┌─ Dataset

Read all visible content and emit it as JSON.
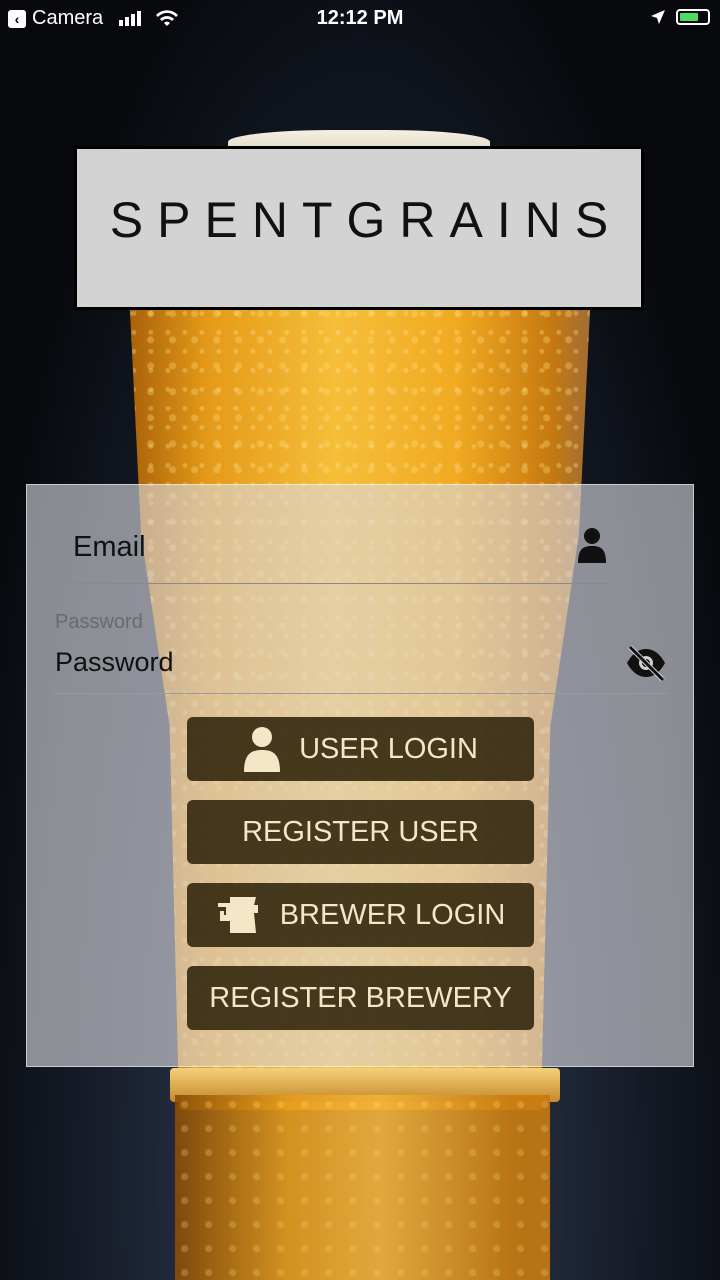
{
  "status_bar": {
    "back_app": "Camera",
    "time": "12:12 PM",
    "icons": [
      "back-icon",
      "signal-icon",
      "wifi-icon",
      "location-icon",
      "battery-icon"
    ]
  },
  "logo": {
    "text": "SPENTGRAINS"
  },
  "form": {
    "email_placeholder": "Email",
    "password_label": "Password",
    "password_placeholder": "Password"
  },
  "buttons": {
    "user_login": "USER LOGIN",
    "register_user": "REGISTER USER",
    "brewer_login": "BREWER LOGIN",
    "register_brewery": "REGISTER BREWERY"
  },
  "colors": {
    "button_bg": "#2b1f08",
    "button_text": "#f4e7c8",
    "panel_bg": "#dadae0",
    "battery": "#4cd964"
  }
}
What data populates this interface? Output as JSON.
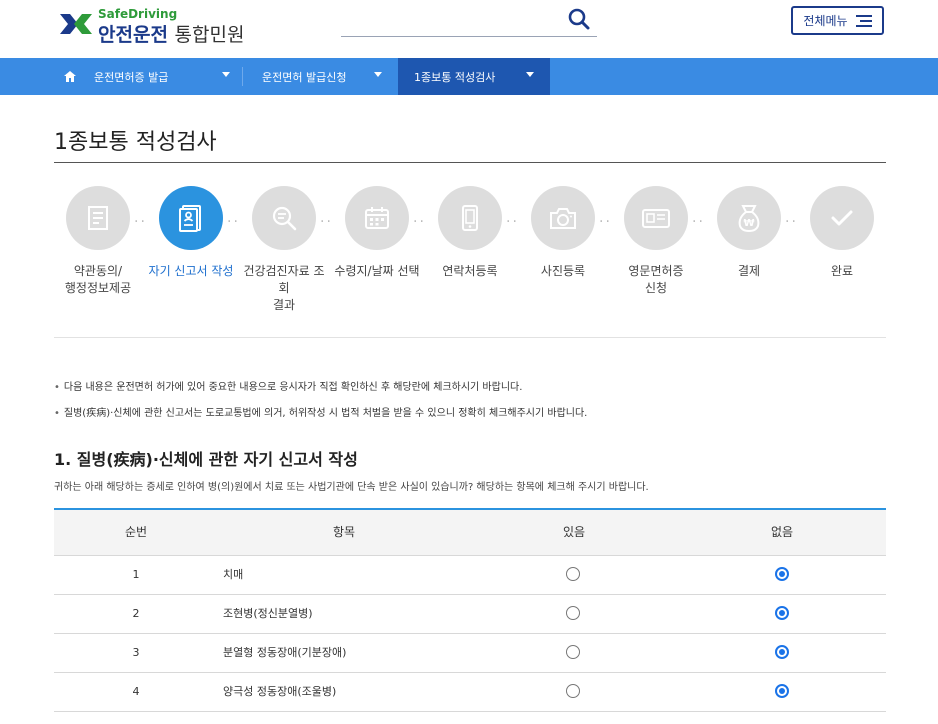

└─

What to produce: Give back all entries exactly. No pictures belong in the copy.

Response area:
Read all visible content and emit it as JSON.
{
  "status_bar": {
    "back_app": "Camera",
    "time": "12:12 PM",
    "icons": [
      "back-icon",
      "signal-icon",
      "wifi-icon",
      "location-icon",
      "battery-icon"
    ]
  },
  "logo": {
    "text": "SPENTGRAINS"
  },
  "form": {
    "email_placeholder": "Email",
    "password_label": "Password",
    "password_placeholder": "Password"
  },
  "buttons": {
    "user_login": "USER LOGIN",
    "register_user": "REGISTER USER",
    "brewer_login": "BREWER LOGIN",
    "register_brewery": "REGISTER BREWERY"
  },
  "colors": {
    "button_bg": "#2b1f08",
    "button_text": "#f4e7c8",
    "panel_bg": "#dadae0",
    "battery": "#4cd964"
  }
}
What data populates this interface? Output as JSON.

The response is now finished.